Until the 1960s the predominant forms of music played on the flattop steel-string guitar remained relatively stable and included acoustic blues, country, bluegrass, folk, and several genres of rock. The concept of playing solo steel string guitar in a concert setting was introduced by such performers as Davey Graham and John Fahey in the early 1960s, who used country blues fingerpicking techniques to compose original compositions with structures somewhat like European classical music. Fahey contemporary Robbie Basho added elements of Indian classical music and Leo Kottke used a Faheyesque approach to make the first solo steel string guitar "hit" record. Afterwards came Windham Hill Records which brought in elements of Celtic music to join the mix in this now-thriving genre. Today, scores of artists are steel string soloists, including Al Petteway, Alex de Grassi, Duck Baker, Kaki King, Steffen Basho-Junghans and Pierre Bensusan. Steel-string guitars are also important in the world of flatpicking, as utilized by such artists as Tony Rice, Bryan Sutton, Doc Watson, and David Grier.

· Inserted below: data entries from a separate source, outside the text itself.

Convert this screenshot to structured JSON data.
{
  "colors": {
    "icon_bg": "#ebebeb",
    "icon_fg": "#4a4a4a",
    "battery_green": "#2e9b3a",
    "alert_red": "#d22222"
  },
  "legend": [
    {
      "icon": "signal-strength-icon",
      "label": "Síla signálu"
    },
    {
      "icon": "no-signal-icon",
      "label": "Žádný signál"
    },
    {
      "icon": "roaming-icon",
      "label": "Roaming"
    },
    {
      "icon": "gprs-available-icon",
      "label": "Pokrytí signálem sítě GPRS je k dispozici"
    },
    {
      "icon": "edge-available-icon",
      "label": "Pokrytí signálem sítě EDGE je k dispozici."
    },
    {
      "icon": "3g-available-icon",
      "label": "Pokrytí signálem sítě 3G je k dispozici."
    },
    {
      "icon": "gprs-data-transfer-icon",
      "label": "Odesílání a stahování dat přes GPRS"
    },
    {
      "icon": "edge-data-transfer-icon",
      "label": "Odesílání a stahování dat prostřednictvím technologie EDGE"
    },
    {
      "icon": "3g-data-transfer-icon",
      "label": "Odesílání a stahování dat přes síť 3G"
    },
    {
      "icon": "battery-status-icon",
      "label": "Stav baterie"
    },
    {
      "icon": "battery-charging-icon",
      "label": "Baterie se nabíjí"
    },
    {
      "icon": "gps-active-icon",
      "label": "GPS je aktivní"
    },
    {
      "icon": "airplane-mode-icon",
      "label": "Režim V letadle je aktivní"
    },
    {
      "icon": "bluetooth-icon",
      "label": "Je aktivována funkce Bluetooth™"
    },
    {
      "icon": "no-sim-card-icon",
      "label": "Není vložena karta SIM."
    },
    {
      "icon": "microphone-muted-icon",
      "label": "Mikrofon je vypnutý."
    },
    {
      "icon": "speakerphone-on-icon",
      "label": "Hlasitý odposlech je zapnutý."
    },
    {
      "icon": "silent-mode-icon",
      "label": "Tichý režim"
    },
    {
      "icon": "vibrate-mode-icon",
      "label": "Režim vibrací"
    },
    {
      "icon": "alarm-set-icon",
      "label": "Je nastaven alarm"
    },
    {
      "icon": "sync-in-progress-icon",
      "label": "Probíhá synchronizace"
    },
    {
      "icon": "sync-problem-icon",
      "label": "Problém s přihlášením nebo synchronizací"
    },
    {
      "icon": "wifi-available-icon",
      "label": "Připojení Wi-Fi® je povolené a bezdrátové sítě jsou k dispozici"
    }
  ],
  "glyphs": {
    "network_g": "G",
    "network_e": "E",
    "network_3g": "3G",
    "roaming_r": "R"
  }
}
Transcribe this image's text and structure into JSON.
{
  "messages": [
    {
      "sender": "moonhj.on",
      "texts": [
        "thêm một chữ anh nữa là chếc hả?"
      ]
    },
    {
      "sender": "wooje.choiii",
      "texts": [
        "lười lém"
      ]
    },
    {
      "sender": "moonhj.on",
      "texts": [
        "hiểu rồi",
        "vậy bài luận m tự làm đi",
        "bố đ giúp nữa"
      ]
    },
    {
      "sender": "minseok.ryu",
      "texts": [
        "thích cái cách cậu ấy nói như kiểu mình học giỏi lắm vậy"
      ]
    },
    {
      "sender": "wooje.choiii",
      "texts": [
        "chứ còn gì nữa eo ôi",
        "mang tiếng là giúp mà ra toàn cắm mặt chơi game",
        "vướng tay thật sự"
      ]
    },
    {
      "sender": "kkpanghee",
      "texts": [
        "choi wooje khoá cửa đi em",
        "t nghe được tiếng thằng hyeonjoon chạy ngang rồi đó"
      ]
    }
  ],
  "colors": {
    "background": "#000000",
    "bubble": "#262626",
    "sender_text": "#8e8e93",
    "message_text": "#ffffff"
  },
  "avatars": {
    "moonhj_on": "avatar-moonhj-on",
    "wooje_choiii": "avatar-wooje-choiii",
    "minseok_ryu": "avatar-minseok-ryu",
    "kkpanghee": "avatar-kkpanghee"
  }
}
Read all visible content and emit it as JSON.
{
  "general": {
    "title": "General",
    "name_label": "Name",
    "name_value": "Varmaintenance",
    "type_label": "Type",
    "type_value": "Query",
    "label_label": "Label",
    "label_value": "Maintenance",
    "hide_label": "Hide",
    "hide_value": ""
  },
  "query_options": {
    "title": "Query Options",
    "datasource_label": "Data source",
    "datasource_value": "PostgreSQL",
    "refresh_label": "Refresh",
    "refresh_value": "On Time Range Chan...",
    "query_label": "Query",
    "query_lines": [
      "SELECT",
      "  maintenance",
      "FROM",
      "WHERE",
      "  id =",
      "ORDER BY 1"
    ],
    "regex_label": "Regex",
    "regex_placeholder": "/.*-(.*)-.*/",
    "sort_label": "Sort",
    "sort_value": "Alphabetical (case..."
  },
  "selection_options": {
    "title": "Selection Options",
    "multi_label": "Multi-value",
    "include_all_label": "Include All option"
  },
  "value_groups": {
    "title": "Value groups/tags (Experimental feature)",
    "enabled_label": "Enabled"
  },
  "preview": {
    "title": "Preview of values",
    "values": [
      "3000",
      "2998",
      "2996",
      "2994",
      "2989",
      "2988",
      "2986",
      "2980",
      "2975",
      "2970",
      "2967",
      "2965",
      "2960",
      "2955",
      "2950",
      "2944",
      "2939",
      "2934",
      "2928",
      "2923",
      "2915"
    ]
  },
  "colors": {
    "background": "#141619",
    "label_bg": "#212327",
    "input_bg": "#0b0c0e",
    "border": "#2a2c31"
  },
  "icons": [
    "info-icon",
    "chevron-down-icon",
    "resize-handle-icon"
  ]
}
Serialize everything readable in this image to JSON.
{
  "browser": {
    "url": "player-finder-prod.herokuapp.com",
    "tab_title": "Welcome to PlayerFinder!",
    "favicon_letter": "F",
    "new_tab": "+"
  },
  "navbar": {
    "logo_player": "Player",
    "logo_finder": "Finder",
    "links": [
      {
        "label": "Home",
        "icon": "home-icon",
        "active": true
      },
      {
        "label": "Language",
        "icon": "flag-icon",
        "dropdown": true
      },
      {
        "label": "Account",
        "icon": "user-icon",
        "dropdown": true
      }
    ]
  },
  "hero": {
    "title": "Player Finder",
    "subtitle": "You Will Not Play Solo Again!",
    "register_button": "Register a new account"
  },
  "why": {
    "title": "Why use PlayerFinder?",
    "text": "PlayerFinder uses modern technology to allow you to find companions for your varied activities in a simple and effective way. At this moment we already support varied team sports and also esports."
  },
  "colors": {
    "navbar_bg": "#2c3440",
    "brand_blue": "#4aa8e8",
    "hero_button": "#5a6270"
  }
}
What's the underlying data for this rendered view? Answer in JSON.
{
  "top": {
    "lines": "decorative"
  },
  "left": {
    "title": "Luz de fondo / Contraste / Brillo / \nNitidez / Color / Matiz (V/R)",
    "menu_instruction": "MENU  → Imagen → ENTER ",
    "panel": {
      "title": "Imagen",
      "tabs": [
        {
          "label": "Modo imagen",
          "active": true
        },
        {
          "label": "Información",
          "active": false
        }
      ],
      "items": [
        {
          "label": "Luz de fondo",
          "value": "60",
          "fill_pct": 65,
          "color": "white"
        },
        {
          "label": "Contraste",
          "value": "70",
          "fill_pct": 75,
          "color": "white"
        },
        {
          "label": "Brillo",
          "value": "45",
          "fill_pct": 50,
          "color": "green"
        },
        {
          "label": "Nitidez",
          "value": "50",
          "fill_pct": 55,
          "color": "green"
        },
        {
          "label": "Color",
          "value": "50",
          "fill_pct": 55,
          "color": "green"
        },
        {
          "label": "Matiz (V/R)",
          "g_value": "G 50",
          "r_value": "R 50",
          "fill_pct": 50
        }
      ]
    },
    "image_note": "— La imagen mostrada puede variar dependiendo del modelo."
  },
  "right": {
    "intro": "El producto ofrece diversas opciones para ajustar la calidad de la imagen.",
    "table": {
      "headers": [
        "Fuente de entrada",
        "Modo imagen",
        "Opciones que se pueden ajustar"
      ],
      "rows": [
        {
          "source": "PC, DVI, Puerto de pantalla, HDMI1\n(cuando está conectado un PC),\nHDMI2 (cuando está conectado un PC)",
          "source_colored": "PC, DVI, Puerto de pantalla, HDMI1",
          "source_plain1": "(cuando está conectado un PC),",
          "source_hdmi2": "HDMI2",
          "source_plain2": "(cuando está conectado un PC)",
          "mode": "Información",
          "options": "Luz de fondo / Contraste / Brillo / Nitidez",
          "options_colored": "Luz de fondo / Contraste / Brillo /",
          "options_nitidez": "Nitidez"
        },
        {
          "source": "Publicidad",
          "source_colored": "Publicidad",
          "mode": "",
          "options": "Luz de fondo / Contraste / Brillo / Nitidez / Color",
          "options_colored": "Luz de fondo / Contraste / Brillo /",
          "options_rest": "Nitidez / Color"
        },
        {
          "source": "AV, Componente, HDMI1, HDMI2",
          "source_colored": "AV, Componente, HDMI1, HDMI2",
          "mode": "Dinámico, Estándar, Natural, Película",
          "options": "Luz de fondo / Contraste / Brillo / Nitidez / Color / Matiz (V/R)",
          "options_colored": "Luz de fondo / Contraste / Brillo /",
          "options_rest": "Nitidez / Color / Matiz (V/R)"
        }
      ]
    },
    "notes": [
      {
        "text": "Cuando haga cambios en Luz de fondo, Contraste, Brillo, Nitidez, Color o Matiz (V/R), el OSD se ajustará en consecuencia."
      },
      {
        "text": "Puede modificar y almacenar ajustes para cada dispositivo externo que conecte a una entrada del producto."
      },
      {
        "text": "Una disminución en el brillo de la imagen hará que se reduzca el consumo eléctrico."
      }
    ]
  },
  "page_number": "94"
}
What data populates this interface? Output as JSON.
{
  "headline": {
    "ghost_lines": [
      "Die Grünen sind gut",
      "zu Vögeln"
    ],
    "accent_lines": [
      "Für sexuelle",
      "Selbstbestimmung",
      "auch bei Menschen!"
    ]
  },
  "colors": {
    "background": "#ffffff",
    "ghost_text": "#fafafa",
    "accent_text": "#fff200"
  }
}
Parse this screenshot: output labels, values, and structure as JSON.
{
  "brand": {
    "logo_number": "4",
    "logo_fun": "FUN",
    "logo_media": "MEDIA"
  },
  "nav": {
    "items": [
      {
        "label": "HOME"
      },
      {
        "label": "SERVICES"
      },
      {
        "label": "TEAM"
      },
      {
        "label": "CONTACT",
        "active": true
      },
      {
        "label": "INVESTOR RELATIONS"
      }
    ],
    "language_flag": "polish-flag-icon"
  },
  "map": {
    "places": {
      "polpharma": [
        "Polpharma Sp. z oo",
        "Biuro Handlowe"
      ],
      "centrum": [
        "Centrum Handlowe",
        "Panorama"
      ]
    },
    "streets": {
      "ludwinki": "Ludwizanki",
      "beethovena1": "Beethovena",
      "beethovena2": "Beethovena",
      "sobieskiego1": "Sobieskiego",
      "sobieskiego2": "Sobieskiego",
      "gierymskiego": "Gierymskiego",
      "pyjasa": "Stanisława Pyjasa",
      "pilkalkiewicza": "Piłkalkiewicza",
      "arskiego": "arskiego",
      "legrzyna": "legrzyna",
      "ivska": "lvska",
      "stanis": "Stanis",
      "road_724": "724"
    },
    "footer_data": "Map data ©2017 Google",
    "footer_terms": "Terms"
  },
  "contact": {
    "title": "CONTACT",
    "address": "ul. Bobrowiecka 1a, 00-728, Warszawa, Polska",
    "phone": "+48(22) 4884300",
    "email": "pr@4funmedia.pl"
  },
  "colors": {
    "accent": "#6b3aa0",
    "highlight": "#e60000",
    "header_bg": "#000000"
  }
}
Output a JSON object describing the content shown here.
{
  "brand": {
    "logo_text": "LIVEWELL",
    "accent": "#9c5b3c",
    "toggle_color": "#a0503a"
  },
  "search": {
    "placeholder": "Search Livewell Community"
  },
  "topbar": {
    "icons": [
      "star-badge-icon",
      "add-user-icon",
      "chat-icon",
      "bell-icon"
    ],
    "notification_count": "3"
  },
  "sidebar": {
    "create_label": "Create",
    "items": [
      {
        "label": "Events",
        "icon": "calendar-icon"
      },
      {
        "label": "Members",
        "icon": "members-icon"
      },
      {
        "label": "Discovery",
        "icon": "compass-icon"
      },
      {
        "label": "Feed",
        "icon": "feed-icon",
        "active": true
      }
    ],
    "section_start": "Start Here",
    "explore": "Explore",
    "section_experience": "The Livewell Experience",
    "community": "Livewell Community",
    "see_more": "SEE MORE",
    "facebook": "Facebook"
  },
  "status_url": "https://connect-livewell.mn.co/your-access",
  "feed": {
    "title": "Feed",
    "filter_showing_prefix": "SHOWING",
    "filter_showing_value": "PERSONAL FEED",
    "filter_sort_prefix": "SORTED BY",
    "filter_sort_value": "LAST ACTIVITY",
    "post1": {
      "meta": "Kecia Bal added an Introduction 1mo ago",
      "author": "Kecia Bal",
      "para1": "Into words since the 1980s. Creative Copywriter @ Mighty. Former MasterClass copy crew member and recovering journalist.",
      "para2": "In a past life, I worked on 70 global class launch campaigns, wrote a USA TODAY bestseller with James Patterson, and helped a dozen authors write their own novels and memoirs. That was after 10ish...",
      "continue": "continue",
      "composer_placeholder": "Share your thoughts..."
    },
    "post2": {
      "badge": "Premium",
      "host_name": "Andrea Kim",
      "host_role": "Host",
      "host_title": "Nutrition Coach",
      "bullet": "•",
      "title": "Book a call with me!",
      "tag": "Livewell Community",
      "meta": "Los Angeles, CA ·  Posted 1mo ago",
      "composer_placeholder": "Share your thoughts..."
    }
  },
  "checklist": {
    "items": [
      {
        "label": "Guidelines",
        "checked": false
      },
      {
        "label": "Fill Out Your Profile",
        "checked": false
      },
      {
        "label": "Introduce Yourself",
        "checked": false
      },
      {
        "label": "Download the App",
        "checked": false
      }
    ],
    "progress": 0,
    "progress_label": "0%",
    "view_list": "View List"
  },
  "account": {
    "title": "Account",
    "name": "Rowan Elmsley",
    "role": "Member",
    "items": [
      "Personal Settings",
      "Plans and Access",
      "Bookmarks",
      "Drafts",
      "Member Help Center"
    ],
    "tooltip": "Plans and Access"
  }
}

Luthiers have been experimenting with redesigning the acoustic guitar for these players. These flat top steel-string guitars are constructed and voiced more for classical-like fingerpicking and less for chordal accompaniment (strumming). Luthiers such as Ervin Somogyi, Eric Schoenberg, Kevin Ryan, Stefan Sobell, and George Lowden have increasingly focused their attention on the needs of fingerstylists and have developed unique guitars for this style of playing.
Many other luthiers seek to recreate the guitars of the "Golden Era" of C.F. Martin & Co. Bill Collings, Marty Lanham, Dana Bourgeois, Randy Lucas, Lynn Dudenbostel, and Wayne Henderson are but a few of the luthiers building guitars inspired by vintage Martins, the pre-World War II models in particular. As prices for vintage Martins continue to rise exponentially, upscale guitar enthusiasts have demanded faithful recreations, and luthiers are working to fill that demand.
- Classical guitar
- Archtop guitar
- Twelve string guitar